[ASSIGNED TASK]:
Gather all lines from the material that contain "Осталось".

[INPUT RECORDS]:
========================

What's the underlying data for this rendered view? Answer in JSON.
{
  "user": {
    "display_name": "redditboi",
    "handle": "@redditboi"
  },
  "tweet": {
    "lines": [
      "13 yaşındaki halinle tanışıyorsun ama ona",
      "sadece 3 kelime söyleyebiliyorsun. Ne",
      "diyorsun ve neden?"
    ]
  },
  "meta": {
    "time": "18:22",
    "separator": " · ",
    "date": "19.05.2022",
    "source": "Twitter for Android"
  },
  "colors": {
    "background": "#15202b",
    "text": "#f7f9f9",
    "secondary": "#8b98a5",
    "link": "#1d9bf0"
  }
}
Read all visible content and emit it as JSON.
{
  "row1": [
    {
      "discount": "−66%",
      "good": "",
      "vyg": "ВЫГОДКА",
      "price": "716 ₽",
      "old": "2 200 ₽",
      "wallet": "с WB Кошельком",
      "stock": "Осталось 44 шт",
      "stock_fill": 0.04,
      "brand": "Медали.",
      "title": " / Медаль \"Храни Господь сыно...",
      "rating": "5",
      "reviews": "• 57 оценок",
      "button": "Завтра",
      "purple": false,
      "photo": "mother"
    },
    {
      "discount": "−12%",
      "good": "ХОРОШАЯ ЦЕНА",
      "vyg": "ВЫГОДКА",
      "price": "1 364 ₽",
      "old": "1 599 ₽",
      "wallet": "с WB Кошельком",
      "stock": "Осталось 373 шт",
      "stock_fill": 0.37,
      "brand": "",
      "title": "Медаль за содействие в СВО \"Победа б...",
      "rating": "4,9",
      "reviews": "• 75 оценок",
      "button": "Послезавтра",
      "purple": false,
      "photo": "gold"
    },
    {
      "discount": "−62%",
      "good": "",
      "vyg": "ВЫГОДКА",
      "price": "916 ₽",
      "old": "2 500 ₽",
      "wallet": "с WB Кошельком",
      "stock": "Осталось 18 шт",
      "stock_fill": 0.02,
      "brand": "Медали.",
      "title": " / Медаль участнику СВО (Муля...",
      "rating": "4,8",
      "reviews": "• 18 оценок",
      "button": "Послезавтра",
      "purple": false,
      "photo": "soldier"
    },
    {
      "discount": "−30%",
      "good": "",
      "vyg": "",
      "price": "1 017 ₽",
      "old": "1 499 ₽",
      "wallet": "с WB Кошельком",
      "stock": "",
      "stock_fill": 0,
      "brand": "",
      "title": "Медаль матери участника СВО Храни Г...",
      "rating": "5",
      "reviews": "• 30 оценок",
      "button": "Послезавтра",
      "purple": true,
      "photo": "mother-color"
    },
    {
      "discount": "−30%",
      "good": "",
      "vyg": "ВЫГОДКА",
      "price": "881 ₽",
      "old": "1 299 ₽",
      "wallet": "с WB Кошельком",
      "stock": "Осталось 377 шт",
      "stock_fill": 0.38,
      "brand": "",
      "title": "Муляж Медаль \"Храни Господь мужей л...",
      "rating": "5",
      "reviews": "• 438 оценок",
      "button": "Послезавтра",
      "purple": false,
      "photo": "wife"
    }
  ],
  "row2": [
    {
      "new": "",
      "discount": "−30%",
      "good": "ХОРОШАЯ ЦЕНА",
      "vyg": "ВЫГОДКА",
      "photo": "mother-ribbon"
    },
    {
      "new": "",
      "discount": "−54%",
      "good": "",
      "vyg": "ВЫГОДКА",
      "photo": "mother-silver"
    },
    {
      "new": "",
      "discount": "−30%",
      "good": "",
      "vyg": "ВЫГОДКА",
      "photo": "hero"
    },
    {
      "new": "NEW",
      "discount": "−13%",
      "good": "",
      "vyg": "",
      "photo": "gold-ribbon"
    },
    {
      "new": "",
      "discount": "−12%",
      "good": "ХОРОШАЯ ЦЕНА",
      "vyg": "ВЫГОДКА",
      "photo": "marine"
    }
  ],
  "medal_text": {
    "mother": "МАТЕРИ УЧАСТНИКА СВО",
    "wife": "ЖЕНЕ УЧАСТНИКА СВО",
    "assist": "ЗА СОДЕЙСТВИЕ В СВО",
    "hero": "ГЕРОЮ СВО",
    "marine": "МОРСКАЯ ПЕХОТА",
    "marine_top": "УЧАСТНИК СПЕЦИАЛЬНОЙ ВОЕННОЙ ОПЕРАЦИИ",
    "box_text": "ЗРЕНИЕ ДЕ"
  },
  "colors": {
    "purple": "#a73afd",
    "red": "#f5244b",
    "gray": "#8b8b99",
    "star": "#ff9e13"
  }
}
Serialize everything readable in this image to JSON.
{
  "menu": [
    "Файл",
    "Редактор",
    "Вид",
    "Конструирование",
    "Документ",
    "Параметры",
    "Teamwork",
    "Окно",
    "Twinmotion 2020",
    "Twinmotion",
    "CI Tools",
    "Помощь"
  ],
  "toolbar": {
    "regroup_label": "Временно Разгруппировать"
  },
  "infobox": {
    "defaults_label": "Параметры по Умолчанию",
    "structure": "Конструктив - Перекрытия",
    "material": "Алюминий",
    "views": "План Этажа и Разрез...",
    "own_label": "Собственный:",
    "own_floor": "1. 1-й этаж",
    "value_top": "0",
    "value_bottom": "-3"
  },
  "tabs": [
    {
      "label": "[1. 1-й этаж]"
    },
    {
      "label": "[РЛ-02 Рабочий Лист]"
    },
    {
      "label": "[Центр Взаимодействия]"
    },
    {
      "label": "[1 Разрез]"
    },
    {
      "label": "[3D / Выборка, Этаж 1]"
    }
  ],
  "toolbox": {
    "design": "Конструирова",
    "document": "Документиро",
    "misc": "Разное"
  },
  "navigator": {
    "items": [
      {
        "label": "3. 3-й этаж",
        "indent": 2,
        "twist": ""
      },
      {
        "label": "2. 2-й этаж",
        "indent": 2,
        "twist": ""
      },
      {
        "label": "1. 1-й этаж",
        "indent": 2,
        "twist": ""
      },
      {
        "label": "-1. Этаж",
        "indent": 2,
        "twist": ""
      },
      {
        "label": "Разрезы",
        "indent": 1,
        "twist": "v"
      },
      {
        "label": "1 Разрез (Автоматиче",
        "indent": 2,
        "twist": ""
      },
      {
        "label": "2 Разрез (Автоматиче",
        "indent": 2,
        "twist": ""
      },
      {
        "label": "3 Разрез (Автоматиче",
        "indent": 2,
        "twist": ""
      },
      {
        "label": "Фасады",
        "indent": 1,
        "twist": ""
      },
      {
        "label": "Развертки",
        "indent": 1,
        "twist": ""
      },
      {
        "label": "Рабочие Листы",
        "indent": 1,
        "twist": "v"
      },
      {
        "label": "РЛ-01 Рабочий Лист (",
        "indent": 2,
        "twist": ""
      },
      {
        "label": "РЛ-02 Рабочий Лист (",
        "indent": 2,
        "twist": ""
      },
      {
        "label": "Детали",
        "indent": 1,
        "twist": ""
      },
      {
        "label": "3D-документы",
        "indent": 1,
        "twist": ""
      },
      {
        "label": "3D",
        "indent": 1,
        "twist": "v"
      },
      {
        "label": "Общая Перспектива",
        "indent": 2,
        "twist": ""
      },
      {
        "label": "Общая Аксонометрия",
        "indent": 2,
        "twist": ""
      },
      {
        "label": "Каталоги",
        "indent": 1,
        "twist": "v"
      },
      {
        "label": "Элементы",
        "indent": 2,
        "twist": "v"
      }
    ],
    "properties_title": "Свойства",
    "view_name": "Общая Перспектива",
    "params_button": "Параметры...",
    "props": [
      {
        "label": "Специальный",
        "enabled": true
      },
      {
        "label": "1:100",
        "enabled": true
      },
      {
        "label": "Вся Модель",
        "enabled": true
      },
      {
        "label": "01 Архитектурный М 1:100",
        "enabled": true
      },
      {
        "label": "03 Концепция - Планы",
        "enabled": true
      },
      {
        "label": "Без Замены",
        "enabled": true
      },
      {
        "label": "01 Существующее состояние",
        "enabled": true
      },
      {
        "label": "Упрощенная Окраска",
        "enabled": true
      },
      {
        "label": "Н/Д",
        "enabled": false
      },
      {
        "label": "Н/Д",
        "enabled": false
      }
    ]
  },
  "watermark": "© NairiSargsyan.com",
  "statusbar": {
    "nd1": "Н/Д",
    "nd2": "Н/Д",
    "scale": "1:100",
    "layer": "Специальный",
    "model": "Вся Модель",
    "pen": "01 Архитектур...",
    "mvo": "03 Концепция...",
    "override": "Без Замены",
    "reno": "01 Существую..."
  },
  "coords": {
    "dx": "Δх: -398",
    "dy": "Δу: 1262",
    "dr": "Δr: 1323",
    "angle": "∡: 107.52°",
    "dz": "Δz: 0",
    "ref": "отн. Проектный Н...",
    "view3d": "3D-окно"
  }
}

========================

[RESULT OF THIS TASK]:
      "stock": "Осталось 44 шт",
      "stock": "Осталось 373 шт",
      "stock": "Осталось 18 шт",
      "stock": "Осталось 377 шт",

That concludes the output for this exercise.